Any conversation about the Mousetrap is sure to start with its startling attributes; the record breaking run – three score years and then some, its basis on a real life murder case, the lack of any real big film production to date and the fact that the author herself thought that it would run for less than a year. It is of course Agatha Christie’s best known and best loved play but in many ways is one of her most divisive.
Supporters point to the quality of the writing, the elaborate structures within and the plot twists that became her hallmark whilst detractors often cite that the characters are too archetypal, clichéd even. But maybe we judge the piece through too much of a modern eye and should remember that the play was written at the time when the murder mystery was at its height, Christie herself had done a lot to keep the format alive. No matter where you stand on the effectiveness of the writing, any production stands or falls on the ability to bring that story to life. The play’s the thing…right?
And so we find a myriad of characters staying at a snowed in guest house run by the recently wed Ralston’s, a policeman arrives to say that there is a murderer on the loose and we find ourselves in typical Christie territory. No one is who they seem, backstairs and cellars doors mean that you can never quite be sure where anyone is and twisted plot lines, red herrings and subtle (and one not so subtle) reveals are the order of the day.
For my money the characters are anything but clichéd, merely well defined, colourful, contrasting and writ large, just what you need for a theatre production. And if, as I suggested, that the production stands or falls on the cast’s ability to bring those characters to the full, tonight we seemed to be in pretty safe hands.
Anna Andresen and Nick Barclay as the Ralston’s form a solid core for the plot to pivot on and Sarah Whitlock as the draconian Mrs Boyle makes you wish that any murderer on the loose would just get on with it…for all the right thespian reasons I might add. Amy Downham as the secretive and aloof Miss Casewell plays things just right as does Tony Boncza’s Major and Lewis Collier as Sgt. Trotter does a fantastic job of holding our attention, even when the room is full and he has his back to us.
As is often the way, the most memorable characters are those who get to play the fool and Oliver Gully as the hyper-active, slightly camp and overly affable Christopher Wren is outrageous, like a demob happy version of Russell Kane. But the star for me was Mr Paravicinci a role that Gregory Cox seemed to revel in: flamboyant, articulate, grandiloquent, dapper and graceful at a turn.

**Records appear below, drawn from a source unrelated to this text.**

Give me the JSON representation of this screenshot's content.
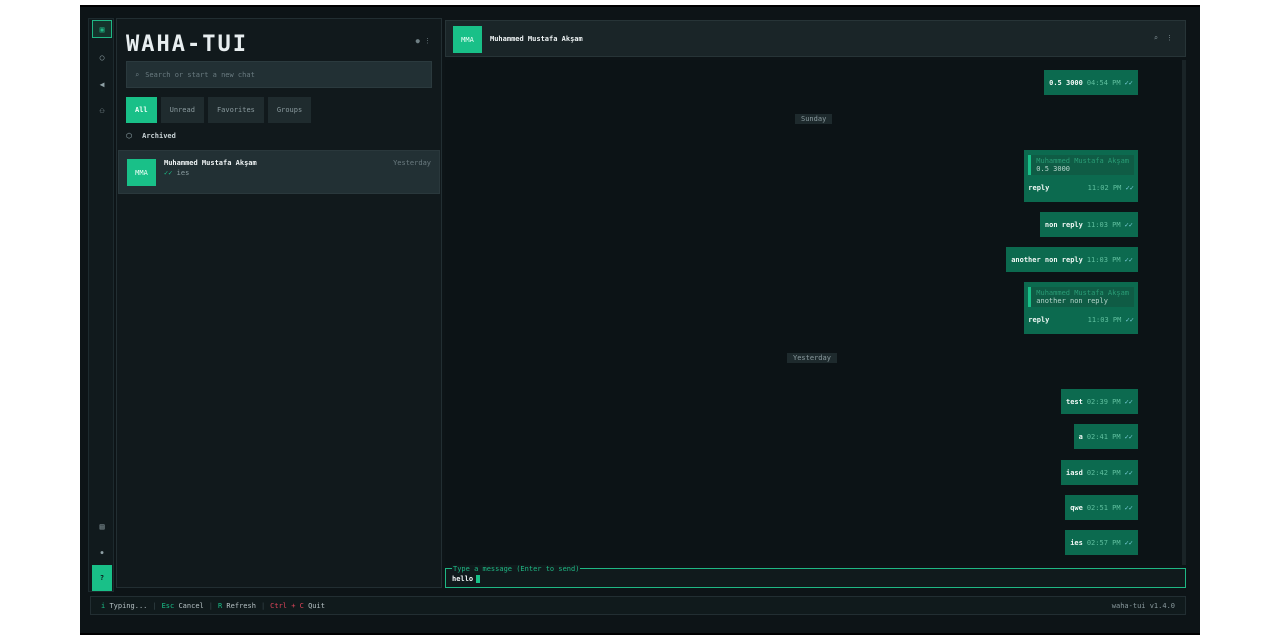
{
  "app": {
    "logo": "WAHA-TUI",
    "version": "waha-tui v1.4.0"
  },
  "rail": {
    "icons": [
      "chat-icon",
      "status-icon",
      "channels-icon",
      "communities-icon",
      "archive-icon",
      "settings-icon"
    ],
    "help_label": "?"
  },
  "left": {
    "search_placeholder": "Search or start a new chat",
    "filters": [
      "All",
      "Unread",
      "Favorites",
      "Groups"
    ],
    "archived_label": "Archived",
    "chats": [
      {
        "initials": "MMA",
        "name": "Muhammed Mustafa Akşam",
        "checks": "✓✓",
        "preview": "ies",
        "time": "Yesterday"
      }
    ]
  },
  "chat": {
    "initials": "MMA",
    "name": "Muhammed Mustafa Akşam",
    "messages": [
      {
        "text": "0.5 3000",
        "time": "04:54 PM",
        "checks": "✓✓"
      },
      {
        "separator": "Sunday"
      },
      {
        "text": "reply",
        "time": "11:02 PM",
        "checks": "✓✓",
        "quote_name": "Muhammed Mustafa Akşam",
        "quote_text": "0.5 3000"
      },
      {
        "text": "non reply",
        "time": "11:03 PM",
        "checks": "✓✓"
      },
      {
        "text": "another non reply",
        "time": "11:03 PM",
        "checks": "✓✓"
      },
      {
        "text": "reply",
        "time": "11:03 PM",
        "checks": "✓✓",
        "quote_name": "Muhammed Mustafa Akşam",
        "quote_text": "another non reply"
      },
      {
        "separator": "Yesterday"
      },
      {
        "text": "test",
        "time": "02:39 PM",
        "checks": "✓✓"
      },
      {
        "text": "a",
        "time": "02:41 PM",
        "checks": "✓✓"
      },
      {
        "text": "iasd",
        "time": "02:42 PM",
        "checks": "✓✓"
      },
      {
        "text": "qwe",
        "time": "02:51 PM",
        "checks": "✓✓"
      },
      {
        "text": "ies",
        "time": "02:57 PM",
        "checks": "✓✓"
      }
    ],
    "input": {
      "label": "Type a message (Enter to send)",
      "value": "hello"
    }
  },
  "status": {
    "mode_key": "i",
    "mode": "Typing...",
    "k1": "Esc",
    "a1": "Cancel",
    "k2": "R",
    "a2": "Refresh",
    "k3": "Ctrl + C",
    "a3": "Quit"
  }
}
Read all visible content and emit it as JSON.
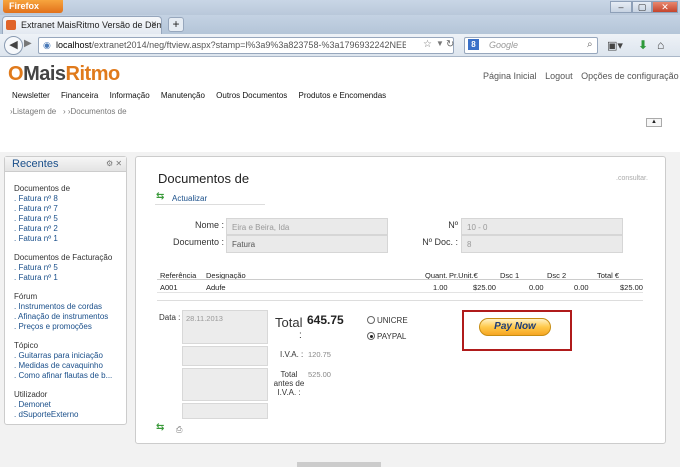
{
  "browser": {
    "app_button": "Firefox",
    "tab_title": "Extranet MaisRitmo Versão de Demonstr...",
    "new_tab": "+",
    "url_host": "localhost",
    "url_rest": "/extranet2014/neg/ftview.aspx?stamp=l%3a9%3a823758-%3a1796932242NEB&menufilter=1",
    "search_placeholder": "Google",
    "search_engine": "8"
  },
  "brand": {
    "logo_prefix": "O",
    "logo_text": "Mais",
    "logo_accent": "Ritmo",
    "accent_color": "#e07a1b"
  },
  "top_links": [
    "Página Inicial",
    "Logout",
    "Opções de configuração"
  ],
  "menu": [
    "Newsletter",
    "Financeira",
    "Informação",
    "Manutenção",
    "Outros Documentos",
    "Produtos e Encomendas"
  ],
  "breadcrumb": {
    "item1": "Listagem de",
    "item2": "Documentos de"
  },
  "sidebar": {
    "title": "Recentes",
    "groups": [
      {
        "title": "Documentos de",
        "items": [
          ". Fatura nº 8",
          ". Fatura nº 7",
          ". Fatura nº 5",
          ". Fatura nº 2",
          ". Fatura nº 1"
        ]
      },
      {
        "title": "Documentos de Facturação",
        "items": [
          ". Fatura nº 5",
          ". Fatura nº 1"
        ]
      },
      {
        "title": "Fórum",
        "items": [
          ". Instrumentos de cordas",
          ". Afinação de instrumentos",
          ". Preços e promoções"
        ]
      },
      {
        "title": "Tópico",
        "items": [
          ". Guitarras para iniciação",
          ". Medidas de cavaquinho",
          ". Como afinar flautas de b..."
        ]
      },
      {
        "title": "Utilizador",
        "items": [
          ". Demonet",
          ". dSuporteExterno"
        ]
      }
    ]
  },
  "document": {
    "title": "Documentos de",
    "consult_link": ".consultar.",
    "refresh_label": "Actualizar",
    "nome_label": "Nome :",
    "nome_value": "Eira e Beira, Ida",
    "documento_label": "Documento :",
    "documento_value": "Fatura",
    "num_label": "Nº",
    "num_value": "10 - 0",
    "numdoc_label": "Nº Doc. :",
    "numdoc_value": "8",
    "table": {
      "headers": [
        "Referência",
        "Designação",
        "Quant.",
        "Pr.Unit.€",
        "Dsc 1",
        "Dsc 2",
        "Total €"
      ],
      "rows": [
        [
          "A001",
          "Adufe",
          "1.00",
          "$25.00",
          "0.00",
          "0.00",
          "$25.00"
        ]
      ]
    },
    "data_label": "Data :",
    "data_value": "28.11.2013",
    "total_label": "Total",
    "total_value": "645.75",
    "total_colon": ":",
    "iva_label": "I.V.A. :",
    "iva_value": "120.75",
    "antes_label": "Total antes de I.V.A. :",
    "antes_value": "525.00",
    "payment_options": [
      "UNICRE",
      "PAYPAL"
    ],
    "selected_payment": "PAYPAL",
    "pay_button": "Pay Now"
  }
}
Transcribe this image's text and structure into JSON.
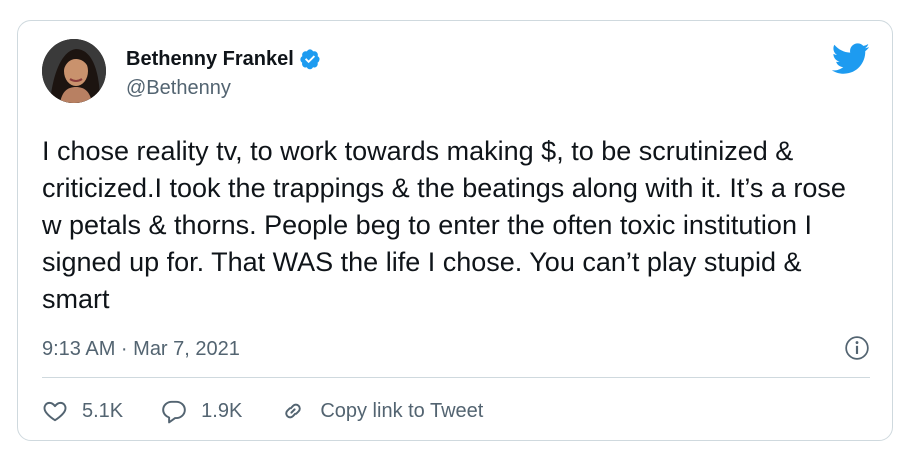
{
  "tweet": {
    "author": {
      "name": "Bethenny Frankel",
      "handle": "@Bethenny",
      "verified": true
    },
    "text": "I chose reality tv, to work towards making $, to be scrutinized & criticized.I took the trappings & the beatings along with it. It’s a rose w petals & thorns. People beg to enter the often toxic institution I signed up for. That WAS the life I chose. You can’t play stupid & smart",
    "timestamp": "9:13 AM · Mar 7, 2021",
    "actions": {
      "likes": "5.1K",
      "replies": "1.9K",
      "copy_link": "Copy link to Tweet"
    }
  },
  "icons": {
    "brand": "twitter-bird-icon",
    "verified": "verified-badge-icon",
    "info": "info-icon",
    "like": "heart-icon",
    "reply": "reply-bubble-icon",
    "copy": "link-icon"
  },
  "colors": {
    "brand_blue": "#1d9bf0",
    "text_primary": "#0f1419",
    "text_secondary": "#536471",
    "border": "#cfd9de"
  }
}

To those who wonder aloud why the play has endured, tonight gave the perfect answer. When performed properly it is about reserved pace rather than spectacle, it is quintessentially English, reassuringly familiar and thoroughly entertaining. For a thriller it is gentle and humorous, possibly old-fashioned and quaint but that also means that it is suitable for all ages. I just hope I look that good and manage to retain all of those qualities when I reach that age.